## [SUPPLIED RECORDS]
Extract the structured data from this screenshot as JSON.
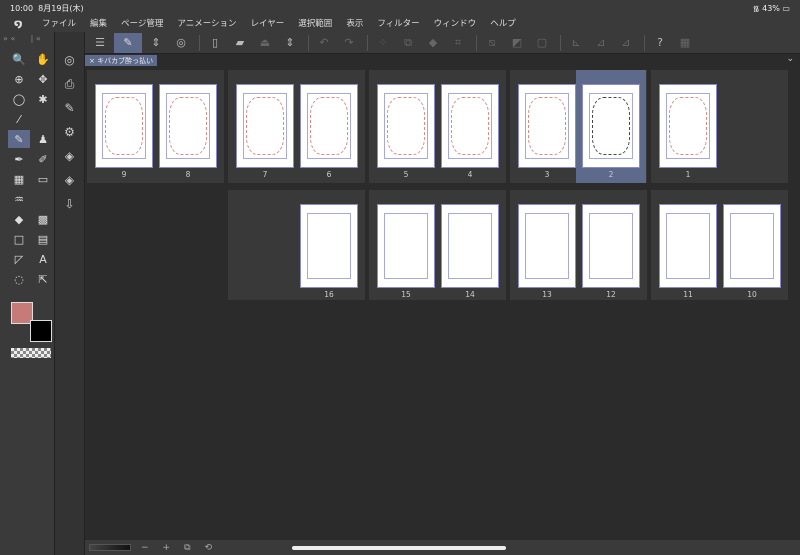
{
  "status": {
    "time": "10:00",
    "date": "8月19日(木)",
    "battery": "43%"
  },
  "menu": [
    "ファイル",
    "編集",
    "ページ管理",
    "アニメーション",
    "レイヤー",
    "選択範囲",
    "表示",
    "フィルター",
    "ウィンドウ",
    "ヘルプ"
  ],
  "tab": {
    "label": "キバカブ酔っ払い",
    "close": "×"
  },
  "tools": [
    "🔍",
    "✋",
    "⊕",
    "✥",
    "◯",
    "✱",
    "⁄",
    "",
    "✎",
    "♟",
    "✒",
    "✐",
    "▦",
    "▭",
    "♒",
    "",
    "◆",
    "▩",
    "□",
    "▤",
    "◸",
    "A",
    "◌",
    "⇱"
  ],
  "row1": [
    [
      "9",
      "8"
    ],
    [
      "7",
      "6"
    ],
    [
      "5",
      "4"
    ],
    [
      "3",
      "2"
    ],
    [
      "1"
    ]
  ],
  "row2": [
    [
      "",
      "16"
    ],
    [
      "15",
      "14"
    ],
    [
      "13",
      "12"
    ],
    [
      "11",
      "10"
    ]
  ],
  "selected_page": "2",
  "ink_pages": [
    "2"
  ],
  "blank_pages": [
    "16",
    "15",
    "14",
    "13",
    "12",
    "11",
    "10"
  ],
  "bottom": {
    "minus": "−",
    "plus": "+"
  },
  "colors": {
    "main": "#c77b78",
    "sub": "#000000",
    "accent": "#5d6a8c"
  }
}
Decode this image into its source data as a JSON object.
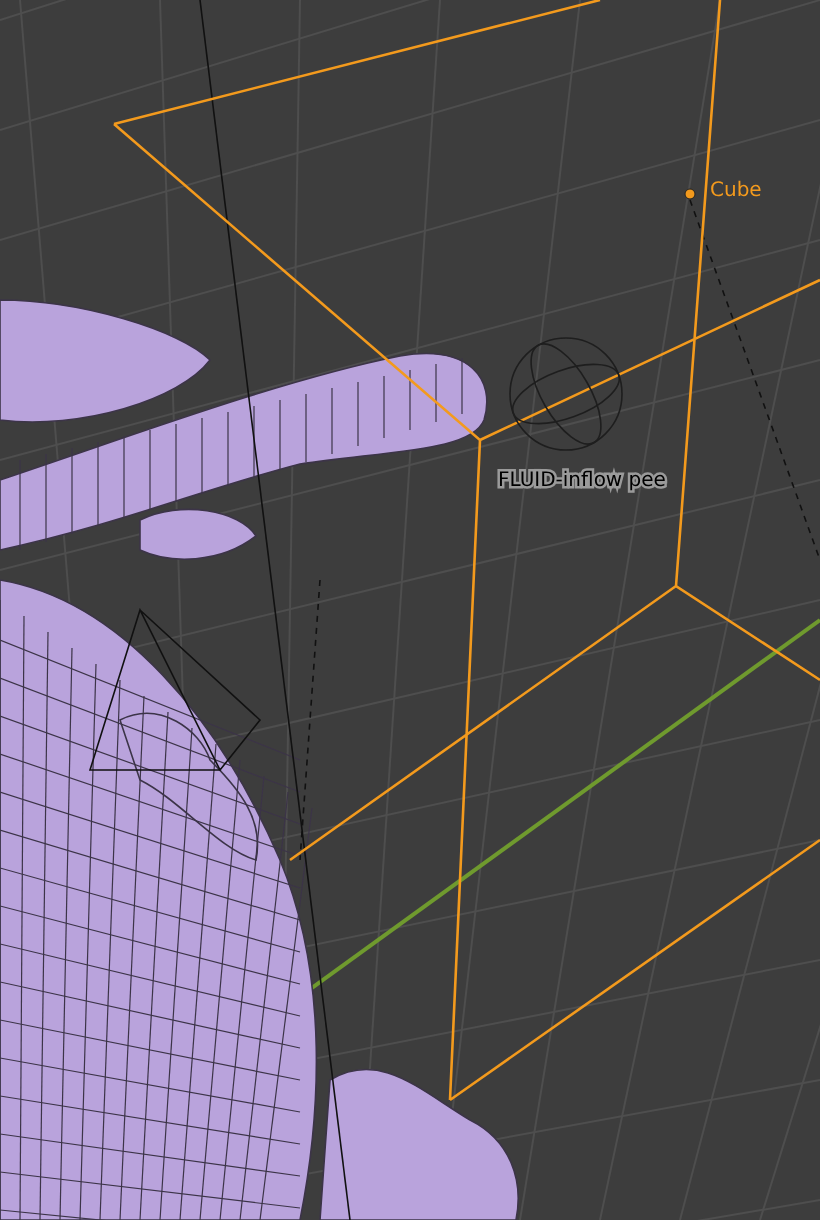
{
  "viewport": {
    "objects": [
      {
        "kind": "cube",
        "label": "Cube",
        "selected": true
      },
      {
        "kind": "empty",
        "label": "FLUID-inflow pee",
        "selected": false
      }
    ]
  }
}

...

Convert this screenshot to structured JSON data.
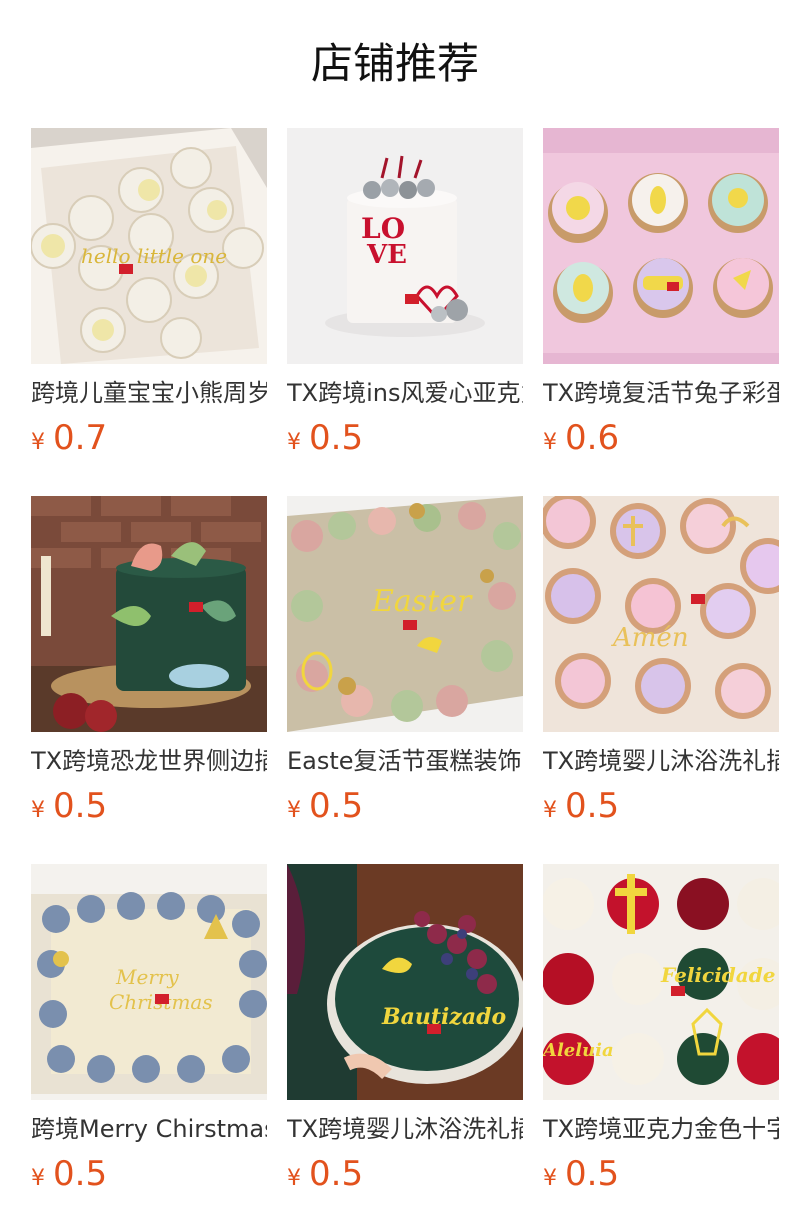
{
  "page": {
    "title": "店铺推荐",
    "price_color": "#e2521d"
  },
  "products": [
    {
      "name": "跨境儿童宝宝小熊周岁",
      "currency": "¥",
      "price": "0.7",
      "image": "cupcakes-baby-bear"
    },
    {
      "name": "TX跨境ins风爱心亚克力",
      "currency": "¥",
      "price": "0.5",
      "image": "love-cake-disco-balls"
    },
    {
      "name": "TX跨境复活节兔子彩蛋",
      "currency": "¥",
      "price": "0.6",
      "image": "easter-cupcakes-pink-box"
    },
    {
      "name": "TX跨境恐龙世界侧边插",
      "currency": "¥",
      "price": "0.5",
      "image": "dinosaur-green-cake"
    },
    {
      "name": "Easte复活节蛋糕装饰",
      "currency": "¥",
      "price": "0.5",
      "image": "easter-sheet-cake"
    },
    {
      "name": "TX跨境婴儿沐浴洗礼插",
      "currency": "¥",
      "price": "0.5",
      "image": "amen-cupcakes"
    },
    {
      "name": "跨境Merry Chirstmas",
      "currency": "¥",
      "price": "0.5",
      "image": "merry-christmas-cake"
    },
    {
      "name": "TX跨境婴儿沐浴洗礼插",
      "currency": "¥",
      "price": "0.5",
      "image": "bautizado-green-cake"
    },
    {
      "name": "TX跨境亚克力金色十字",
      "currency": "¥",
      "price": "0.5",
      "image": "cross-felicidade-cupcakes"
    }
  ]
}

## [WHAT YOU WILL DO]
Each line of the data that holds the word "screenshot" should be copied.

## [YOUR SOLUTION]
Extract the structured data from this screenshot as JSON.
Convert this screenshot to structured JSON data.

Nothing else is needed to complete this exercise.